[EXERCISE INSTRUCTIONS]
Retype everything in the entries that follow, exactly as shown.

[SUPPLIED INFORMATION]
● ● ● ●

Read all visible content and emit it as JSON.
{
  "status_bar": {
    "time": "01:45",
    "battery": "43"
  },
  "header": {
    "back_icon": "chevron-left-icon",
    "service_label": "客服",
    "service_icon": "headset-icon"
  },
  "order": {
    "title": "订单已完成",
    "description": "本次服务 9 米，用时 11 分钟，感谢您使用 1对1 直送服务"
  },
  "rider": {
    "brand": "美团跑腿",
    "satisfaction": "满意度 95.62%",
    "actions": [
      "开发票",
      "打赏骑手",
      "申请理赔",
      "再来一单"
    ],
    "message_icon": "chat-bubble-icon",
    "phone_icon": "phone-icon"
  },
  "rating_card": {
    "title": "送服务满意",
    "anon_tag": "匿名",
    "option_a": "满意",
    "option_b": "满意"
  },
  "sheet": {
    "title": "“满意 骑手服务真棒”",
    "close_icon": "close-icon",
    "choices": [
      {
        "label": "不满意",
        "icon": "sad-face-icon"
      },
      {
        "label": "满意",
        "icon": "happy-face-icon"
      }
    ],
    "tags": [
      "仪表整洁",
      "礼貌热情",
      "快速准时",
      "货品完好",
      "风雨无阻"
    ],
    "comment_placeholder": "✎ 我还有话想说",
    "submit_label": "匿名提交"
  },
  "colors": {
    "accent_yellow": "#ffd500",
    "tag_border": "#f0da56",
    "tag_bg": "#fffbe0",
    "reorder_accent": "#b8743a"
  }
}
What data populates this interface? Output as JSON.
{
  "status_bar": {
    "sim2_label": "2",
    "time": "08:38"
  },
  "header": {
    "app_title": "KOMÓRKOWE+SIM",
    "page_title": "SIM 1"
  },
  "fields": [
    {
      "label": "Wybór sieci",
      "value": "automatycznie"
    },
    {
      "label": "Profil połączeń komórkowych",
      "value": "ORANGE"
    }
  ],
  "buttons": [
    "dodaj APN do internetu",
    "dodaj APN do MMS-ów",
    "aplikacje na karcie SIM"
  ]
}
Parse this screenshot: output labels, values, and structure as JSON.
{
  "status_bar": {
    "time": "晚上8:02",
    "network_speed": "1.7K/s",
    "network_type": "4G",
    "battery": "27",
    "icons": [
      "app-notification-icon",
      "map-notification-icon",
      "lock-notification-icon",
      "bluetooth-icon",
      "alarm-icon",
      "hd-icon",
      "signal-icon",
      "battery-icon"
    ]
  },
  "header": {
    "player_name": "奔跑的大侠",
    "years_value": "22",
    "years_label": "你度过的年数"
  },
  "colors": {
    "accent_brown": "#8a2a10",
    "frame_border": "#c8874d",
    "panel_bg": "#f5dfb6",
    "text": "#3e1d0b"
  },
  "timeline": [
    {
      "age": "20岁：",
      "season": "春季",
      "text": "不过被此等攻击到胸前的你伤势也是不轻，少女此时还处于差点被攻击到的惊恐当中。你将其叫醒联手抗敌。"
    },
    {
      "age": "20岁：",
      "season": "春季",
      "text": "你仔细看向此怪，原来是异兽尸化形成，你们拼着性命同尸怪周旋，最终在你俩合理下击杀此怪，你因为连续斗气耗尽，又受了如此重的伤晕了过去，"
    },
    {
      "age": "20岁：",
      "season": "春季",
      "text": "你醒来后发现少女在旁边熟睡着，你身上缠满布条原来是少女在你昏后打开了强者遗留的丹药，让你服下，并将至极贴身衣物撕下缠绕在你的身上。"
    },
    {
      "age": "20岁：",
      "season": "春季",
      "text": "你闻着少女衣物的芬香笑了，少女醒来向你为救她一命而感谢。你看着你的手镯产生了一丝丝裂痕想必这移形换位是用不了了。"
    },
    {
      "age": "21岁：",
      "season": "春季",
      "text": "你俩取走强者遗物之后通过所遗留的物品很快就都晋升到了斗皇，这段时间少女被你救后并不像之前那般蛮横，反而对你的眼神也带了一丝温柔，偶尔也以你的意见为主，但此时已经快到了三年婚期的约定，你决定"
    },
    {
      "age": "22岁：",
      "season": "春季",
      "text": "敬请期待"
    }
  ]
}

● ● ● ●

[TASK OUTPUT]
Read all visible content and emit it as JSON.
{
  "status_bar": {
    "time": "01:45",
    "battery": "43"
  },
  "header": {
    "back_icon": "chevron-left-icon",
    "service_label": "客服",
    "service_icon": "headset-icon"
  },
  "order": {
    "title": "订单已完成",
    "description": "本次服务 9 米，用时 11 分钟，感谢您使用 1对1 直送服务"
  },
  "rider": {
    "brand": "美团跑腿",
    "satisfaction": "满意度 95.62%",
    "actions": [
      "开发票",
      "打赏骑手",
      "申请理赔",
      "再来一单"
    ],
    "message_icon": "chat-bubble-icon",
    "phone_icon": "phone-icon"
  },
  "rating_card": {
    "title": "送服务满意",
    "anon_tag": "匿名",
    "option_a": "满意",
    "option_b": "满意"
  },
  "sheet": {
    "title": "“满意 骑手服务真棒”",
    "close_icon": "close-icon",
    "choices": [
      {
        "label": "不满意",
        "icon": "sad-face-icon"
      },
      {
        "label": "满意",
        "icon": "happy-face-icon"
      }
    ],
    "tags": [
      "仪表整洁",
      "礼貌热情",
      "快速准时",
      "货品完好",
      "风雨无阻"
    ],
    "comment_placeholder": "✎ 我还有话想说",
    "submit_label": "匿名提交"
  },
  "colors": {
    "accent_yellow": "#ffd500",
    "tag_border": "#f0da56",
    "tag_bg": "#fffbe0",
    "reorder_accent": "#b8743a"
  }
}
What data populates this interface? Output as JSON.
{
  "status_bar": {
    "sim2_label": "2",
    "time": "08:38"
  },
  "header": {
    "app_title": "KOMÓRKOWE+SIM",
    "page_title": "SIM 1"
  },
  "fields": [
    {
      "label": "Wybór sieci",
      "value": "automatycznie"
    },
    {
      "label": "Profil połączeń komórkowych",
      "value": "ORANGE"
    }
  ],
  "buttons": [
    "dodaj APN do internetu",
    "dodaj APN do MMS-ów",
    "aplikacje na karcie SIM"
  ]
}
Parse this screenshot: output labels, values, and structure as JSON.
{
  "status_bar": {
    "time": "晚上8:02",
    "network_speed": "1.7K/s",
    "network_type": "4G",
    "battery": "27",
    "icons": [
      "app-notification-icon",
      "map-notification-icon",
      "lock-notification-icon",
      "bluetooth-icon",
      "alarm-icon",
      "hd-icon",
      "signal-icon",
      "battery-icon"
    ]
  },
  "header": {
    "player_name": "奔跑的大侠",
    "years_value": "22",
    "years_label": "你度过的年数"
  },
  "colors": {
    "accent_brown": "#8a2a10",
    "frame_border": "#c8874d",
    "panel_bg": "#f5dfb6",
    "text": "#3e1d0b"
  },
  "timeline": [
    {
      "age": "20岁：",
      "season": "春季",
      "text": "不过被此等攻击到胸前的你伤势也是不轻，少女此时还处于差点被攻击到的惊恐当中。你将其叫醒联手抗敌。"
    },
    {
      "age": "20岁：",
      "season": "春季",
      "text": "你仔细看向此怪，原来是异兽尸化形成，你们拼着性命同尸怪周旋，最终在你俩合理下击杀此怪，你因为连续斗气耗尽，又受了如此重的伤晕了过去，"
    },
    {
      "age": "20岁：",
      "season": "春季",
      "text": "你醒来后发现少女在旁边熟睡着，你身上缠满布条原来是少女在你昏后打开了强者遗留的丹药，让你服下，并将至极贴身衣物撕下缠绕在你的身上。"
    },
    {
      "age": "20岁：",
      "season": "春季",
      "text": "你闻着少女衣物的芬香笑了，少女醒来向你为救她一命而感谢。你看着你的手镯产生了一丝丝裂痕想必这移形换位是用不了了。"
    },
    {
      "age": "21岁：",
      "season": "春季",
      "text": "你俩取走强者遗物之后通过所遗留的物品很快就都晋升到了斗皇，这段时间少女被你救后并不像之前那般蛮横，反而对你的眼神也带了一丝温柔，偶尔也以你的意见为主，但此时已经快到了三年婚期的约定，你决定"
    },
    {
      "age": "22岁：",
      "season": "春季",
      "text": "敬请期待"
    }
  ]
}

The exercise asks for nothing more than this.